Edward E. Eglee, manager of the Boston Coal & Coke Company at South Canon, Colorado, five miles west of Glenwood Springs, which is one of the largest and most active mining corporations in the state, is a native of Queens county on Long Island, New York, born on October 26, 1860, where he grew to manhood and was educated, being a graduate of the Flushing Institute. After leaving school he devoted his time to building public works until 1902 when he came to this state in the interest of the corporation with which he is now so prominently connected. This company has an output of excellent quality amounting to four hundred tons a day, and within a short time this will be increased to two thousand five hundred tons a day. The property belonging to the company comprises three thousand five hundred acres of the finest mineral land, and on its development three hundred and fifty thousand dollars have been expended, whereas when Mr. Eglee took charge of the industry the whole tract was an undeveloped wilderness. The coal produced is of high grade suitable for both domestic and steam utilities, and the company is capitalized at one million five hundred thousand dollars. The works are run by electric power generated at the central station, six separate mines have been opened, three hundred operatives are employed, and the progress in development is so rapid and so profitable that before long the plant will be one of the largest, best and most complete in the state. Mr. Eglee gives his whole time to the enterprise, and the results of his intelligent activity are highly creditable to him and satisfactory to the owners of the mines. In politics he is independent, not wanting in interest in the affairs of the community and county, to which he gives a good portion of his attention in a commendable way, but not subject to party control in the exercise of his franchise and public-spirit. He is very prominent in the community and has a commanding influence with the people. His parents, Charles E. and Elvira Eglee, were like himself natives of New York state, where the father was a merchant in his earlier life and later a banker, and was very successful in both lines of business. Three children were born in the family, one, Carrie Louise, dying at the age of eleven years. Both parents are also deceased, the mother having died in 1870 and the father in 1889. The two living children are Charles Henry, county treasurer at Brookline, Massachusetts, and Edward E. The latter was married in June, 1887, to Miss Mary Geneva Sullivan, a native of New York state. Mr. Eglee’s industrial activity and skill have greatly benefited the state of Colorado and his broad-minded and progressive citizenship has been an ornament to her. He is highly esteemed by all classes of her people, and is fully deserving of the standing he has among them.

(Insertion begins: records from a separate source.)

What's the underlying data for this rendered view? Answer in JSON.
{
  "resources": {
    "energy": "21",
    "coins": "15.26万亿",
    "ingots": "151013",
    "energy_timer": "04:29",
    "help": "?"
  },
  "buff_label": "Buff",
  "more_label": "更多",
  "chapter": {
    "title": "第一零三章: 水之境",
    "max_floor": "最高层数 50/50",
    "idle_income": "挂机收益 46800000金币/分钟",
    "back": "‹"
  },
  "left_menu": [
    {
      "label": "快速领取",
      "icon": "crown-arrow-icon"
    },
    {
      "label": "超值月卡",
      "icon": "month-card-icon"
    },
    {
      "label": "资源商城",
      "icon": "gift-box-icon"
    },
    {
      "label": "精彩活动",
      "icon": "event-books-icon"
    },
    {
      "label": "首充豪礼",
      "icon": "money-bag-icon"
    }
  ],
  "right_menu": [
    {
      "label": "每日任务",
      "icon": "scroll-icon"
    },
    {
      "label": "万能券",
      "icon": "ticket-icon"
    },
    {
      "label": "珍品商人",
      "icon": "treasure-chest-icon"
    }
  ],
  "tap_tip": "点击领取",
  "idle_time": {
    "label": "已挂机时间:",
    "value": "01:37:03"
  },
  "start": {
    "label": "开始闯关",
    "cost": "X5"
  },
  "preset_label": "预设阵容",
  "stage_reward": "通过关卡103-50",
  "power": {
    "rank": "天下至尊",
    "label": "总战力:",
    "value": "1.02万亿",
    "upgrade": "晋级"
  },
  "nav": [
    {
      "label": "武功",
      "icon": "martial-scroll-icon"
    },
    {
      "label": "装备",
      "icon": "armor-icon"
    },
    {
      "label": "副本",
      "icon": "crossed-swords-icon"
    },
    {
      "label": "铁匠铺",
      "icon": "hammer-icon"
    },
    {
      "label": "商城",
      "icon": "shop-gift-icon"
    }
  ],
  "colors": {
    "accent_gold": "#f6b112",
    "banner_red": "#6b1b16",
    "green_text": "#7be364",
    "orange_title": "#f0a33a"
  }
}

Source: Bowen, A. W. Progressive Men of Western Colorado. Chicago: A. W. Bowen & Co., Publishers. 1905.